Book Review: God’s Battalions – Chapter 8: The Crusader Kingdoms
March 20, 2011
This is part of a multi-part review of God’s Battalions by Rodney Stark. The summary is here. You can use the table of contents found there.
The Christian forces had retaken Jerusalem, Antioch and several other cities. When they had set out on the mission, the plan was for these lands to become part of Byzantium again. However, the behavior of Emperor Alexius had shown them that he was a traitor who could not but trusted with the lands and who would turn the lands back over to the Muslims if the ransom was right. And so the crusaders decided to stay behind and maintain control of the lands.
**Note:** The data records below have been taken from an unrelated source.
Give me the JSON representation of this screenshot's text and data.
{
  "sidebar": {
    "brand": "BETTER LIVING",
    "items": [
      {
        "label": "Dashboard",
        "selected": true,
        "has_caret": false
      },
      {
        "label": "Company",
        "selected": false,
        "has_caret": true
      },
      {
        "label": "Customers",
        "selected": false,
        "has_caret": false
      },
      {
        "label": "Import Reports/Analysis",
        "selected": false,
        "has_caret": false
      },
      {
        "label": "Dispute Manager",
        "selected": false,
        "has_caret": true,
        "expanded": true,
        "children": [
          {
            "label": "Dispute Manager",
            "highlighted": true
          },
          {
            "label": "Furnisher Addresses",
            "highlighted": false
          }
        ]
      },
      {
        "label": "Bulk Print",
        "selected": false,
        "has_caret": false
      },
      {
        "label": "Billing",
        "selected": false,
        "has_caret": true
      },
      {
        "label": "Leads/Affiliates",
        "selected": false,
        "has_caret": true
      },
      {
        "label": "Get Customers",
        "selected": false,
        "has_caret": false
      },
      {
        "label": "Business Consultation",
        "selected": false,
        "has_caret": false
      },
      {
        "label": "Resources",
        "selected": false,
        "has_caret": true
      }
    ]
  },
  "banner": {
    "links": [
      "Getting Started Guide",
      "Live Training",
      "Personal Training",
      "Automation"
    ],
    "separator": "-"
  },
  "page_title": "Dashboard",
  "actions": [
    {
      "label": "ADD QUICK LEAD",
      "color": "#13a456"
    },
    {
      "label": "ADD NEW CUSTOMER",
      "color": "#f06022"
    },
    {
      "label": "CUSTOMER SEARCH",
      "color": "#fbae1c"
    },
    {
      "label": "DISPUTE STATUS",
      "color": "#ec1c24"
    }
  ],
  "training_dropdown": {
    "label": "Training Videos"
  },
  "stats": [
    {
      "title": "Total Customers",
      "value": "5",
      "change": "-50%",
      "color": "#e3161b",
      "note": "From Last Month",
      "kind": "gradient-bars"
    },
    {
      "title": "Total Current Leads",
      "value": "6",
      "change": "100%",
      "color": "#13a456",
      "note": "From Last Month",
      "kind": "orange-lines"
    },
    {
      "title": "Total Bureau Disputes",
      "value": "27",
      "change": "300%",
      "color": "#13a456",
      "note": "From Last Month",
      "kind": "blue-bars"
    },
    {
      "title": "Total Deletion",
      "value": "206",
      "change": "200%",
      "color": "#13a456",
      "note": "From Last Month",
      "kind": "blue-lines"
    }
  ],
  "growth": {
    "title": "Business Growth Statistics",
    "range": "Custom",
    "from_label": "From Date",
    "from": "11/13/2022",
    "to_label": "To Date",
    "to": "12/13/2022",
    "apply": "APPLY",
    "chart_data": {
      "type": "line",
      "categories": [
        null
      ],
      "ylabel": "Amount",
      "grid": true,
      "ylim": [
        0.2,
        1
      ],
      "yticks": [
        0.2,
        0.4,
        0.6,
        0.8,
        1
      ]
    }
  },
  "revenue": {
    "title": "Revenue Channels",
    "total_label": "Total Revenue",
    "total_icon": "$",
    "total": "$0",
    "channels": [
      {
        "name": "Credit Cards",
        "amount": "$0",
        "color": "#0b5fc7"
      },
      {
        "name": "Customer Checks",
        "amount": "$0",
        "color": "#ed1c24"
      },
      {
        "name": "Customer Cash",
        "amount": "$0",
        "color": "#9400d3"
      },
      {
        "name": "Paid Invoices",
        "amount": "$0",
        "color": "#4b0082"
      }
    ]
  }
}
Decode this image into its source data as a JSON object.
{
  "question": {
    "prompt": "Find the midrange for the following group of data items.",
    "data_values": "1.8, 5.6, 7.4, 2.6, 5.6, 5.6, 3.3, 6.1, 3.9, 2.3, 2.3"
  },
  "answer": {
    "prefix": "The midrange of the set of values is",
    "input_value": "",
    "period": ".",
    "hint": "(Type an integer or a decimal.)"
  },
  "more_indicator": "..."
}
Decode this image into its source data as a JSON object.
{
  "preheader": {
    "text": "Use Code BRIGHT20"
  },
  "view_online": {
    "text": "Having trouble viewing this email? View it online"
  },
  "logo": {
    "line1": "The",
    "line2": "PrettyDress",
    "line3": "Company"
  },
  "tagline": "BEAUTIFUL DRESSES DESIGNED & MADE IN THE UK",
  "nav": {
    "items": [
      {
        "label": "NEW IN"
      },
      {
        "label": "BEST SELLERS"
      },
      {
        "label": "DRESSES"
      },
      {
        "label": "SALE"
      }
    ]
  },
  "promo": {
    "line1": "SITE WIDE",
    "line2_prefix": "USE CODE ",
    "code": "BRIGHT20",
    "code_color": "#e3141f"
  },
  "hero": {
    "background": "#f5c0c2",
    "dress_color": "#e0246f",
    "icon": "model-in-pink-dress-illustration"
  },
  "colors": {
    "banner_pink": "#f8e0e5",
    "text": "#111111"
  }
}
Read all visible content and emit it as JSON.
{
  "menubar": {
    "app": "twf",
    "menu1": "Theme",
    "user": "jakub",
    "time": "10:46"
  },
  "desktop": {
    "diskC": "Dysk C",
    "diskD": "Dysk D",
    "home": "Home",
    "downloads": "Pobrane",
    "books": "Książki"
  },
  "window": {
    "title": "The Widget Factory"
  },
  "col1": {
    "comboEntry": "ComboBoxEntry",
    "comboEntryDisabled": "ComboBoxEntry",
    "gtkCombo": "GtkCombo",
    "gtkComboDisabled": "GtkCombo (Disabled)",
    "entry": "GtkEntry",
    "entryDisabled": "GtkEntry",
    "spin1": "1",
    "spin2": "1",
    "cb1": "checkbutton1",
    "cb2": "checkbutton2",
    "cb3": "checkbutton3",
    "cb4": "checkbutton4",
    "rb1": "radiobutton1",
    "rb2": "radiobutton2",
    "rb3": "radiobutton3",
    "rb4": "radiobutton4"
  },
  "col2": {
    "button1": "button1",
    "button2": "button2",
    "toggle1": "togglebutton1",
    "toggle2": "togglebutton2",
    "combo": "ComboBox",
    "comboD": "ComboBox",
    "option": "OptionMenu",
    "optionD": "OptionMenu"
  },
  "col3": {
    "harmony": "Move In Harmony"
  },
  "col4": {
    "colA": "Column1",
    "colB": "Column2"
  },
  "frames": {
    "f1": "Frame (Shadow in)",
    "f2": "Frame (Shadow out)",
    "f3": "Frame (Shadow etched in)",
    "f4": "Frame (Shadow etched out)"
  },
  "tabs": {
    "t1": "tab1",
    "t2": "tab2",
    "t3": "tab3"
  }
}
Stark makes the point that this period cannot be described as colonialism by any modern definition. The crusaders did not force the eastern society into unfair economic arrangements. Neither did they enrich themselves at the expense of the existing society. Stark says that the term settler is more appropriate. The rule was not marked by oppression of Muslims. There was no organized effort to force conversions. In fact, there was remarkable tolerance for Muslims and the taxes on Muslims were lower than what would be found in neighboring Muslim states. Justice was administered fairly.
In short, the Crusader Kingdoms were not what they have been characterized to be in much of popular thought. They certainly were not perfect but they do not stand out as unfair or unjust societies given the context of the day.